(Data in this exercise)

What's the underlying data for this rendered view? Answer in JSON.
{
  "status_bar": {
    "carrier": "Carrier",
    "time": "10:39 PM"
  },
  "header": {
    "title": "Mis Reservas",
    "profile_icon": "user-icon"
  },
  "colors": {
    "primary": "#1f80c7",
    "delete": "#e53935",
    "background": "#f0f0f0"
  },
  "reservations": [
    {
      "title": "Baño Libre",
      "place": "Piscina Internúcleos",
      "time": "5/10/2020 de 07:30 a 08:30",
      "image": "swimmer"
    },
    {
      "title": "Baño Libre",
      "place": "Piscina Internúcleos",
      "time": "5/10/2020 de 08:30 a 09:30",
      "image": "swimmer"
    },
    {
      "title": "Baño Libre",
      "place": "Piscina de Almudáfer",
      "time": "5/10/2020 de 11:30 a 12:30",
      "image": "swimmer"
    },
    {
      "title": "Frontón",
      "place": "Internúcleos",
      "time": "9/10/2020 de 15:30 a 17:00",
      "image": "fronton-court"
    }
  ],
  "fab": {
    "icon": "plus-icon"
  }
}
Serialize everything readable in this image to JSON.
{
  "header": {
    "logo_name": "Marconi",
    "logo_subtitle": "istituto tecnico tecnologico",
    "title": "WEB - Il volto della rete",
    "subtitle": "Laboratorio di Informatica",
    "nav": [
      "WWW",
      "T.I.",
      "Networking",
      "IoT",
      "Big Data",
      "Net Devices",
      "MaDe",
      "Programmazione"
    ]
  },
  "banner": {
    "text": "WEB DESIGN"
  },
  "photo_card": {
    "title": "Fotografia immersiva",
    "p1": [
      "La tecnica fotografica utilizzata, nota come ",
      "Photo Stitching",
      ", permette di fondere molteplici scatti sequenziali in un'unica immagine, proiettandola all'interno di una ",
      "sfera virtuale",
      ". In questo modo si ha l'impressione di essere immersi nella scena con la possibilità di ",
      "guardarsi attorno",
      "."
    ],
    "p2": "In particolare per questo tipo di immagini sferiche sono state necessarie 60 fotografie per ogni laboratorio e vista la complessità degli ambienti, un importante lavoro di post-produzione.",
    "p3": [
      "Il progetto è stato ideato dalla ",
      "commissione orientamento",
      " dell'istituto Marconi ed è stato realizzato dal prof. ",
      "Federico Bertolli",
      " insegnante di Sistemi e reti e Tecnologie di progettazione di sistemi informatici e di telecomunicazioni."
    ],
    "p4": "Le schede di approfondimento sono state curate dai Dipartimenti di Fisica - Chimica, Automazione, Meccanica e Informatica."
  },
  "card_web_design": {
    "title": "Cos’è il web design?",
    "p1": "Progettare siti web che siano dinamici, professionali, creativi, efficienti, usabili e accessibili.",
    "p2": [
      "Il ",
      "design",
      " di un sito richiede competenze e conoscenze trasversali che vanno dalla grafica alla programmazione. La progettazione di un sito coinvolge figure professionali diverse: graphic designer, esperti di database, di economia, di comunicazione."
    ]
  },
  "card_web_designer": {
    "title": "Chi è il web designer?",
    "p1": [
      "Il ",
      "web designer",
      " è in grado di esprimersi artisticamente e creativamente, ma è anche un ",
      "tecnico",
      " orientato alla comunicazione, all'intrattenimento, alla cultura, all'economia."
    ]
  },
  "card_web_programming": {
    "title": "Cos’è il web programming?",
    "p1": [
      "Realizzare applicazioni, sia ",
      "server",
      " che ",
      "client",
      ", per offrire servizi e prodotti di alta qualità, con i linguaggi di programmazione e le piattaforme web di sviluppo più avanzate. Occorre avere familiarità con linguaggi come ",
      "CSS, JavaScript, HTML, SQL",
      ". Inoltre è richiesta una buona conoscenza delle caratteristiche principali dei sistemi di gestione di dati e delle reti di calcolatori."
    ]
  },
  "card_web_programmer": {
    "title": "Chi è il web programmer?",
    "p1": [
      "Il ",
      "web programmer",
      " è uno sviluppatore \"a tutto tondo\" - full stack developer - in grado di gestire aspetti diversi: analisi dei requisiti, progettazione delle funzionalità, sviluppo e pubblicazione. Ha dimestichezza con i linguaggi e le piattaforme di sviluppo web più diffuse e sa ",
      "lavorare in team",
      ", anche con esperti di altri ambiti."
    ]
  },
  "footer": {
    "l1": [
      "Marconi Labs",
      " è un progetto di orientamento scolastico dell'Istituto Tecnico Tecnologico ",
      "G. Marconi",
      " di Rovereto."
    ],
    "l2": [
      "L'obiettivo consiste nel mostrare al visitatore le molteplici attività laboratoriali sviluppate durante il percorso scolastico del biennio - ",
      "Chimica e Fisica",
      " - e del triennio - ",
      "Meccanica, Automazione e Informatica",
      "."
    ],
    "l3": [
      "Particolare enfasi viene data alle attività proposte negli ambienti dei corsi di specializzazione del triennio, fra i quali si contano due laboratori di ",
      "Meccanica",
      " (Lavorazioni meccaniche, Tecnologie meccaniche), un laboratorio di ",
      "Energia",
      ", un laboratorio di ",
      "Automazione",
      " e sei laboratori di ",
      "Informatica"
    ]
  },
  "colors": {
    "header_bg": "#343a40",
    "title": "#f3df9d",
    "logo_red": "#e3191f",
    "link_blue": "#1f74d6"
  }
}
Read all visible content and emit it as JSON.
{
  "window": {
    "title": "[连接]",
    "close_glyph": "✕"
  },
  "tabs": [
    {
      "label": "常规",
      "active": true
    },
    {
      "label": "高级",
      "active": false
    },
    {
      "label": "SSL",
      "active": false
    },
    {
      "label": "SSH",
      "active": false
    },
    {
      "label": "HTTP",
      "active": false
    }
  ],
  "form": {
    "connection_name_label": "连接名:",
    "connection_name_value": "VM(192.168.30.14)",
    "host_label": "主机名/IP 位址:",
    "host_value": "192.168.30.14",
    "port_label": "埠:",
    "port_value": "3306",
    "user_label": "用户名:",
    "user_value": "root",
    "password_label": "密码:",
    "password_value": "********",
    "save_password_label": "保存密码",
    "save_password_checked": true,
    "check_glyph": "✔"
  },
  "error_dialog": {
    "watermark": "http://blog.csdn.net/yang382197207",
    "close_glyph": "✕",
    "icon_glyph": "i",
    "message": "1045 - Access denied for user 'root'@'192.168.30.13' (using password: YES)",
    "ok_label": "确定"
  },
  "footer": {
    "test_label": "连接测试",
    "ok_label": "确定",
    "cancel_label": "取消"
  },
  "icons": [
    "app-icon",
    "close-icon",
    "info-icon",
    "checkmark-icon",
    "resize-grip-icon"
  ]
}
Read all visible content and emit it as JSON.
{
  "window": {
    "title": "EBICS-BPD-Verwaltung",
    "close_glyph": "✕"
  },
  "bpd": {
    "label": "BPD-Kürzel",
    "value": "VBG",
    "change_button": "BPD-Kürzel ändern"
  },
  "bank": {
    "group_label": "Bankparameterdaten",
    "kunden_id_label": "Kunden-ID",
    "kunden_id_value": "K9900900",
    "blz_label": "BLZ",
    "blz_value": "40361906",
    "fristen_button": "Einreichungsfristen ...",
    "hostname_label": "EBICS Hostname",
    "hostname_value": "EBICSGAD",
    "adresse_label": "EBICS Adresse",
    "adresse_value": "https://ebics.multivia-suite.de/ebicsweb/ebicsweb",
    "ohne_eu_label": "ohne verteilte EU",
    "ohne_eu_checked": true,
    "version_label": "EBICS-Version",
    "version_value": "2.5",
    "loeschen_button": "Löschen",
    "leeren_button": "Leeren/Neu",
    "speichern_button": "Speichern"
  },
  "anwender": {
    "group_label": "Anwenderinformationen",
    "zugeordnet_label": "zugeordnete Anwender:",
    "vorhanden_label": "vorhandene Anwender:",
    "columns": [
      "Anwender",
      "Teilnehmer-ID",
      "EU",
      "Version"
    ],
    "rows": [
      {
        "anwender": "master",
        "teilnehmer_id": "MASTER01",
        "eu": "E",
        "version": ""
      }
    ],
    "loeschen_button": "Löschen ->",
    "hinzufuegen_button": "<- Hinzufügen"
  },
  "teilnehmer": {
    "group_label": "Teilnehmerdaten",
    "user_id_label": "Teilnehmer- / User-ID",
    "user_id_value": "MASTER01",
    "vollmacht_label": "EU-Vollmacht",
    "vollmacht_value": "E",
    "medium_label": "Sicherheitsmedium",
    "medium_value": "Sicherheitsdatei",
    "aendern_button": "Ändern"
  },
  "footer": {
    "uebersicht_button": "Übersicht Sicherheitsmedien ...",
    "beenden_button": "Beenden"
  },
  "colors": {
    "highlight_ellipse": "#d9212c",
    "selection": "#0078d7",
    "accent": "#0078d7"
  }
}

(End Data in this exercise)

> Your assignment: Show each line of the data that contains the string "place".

> Response to this task:
      "place": "Piscina Internúcleos",
      "place": "Piscina Internúcleos",
      "place": "Piscina de Almudáfer",
      "place": "Internúcleos",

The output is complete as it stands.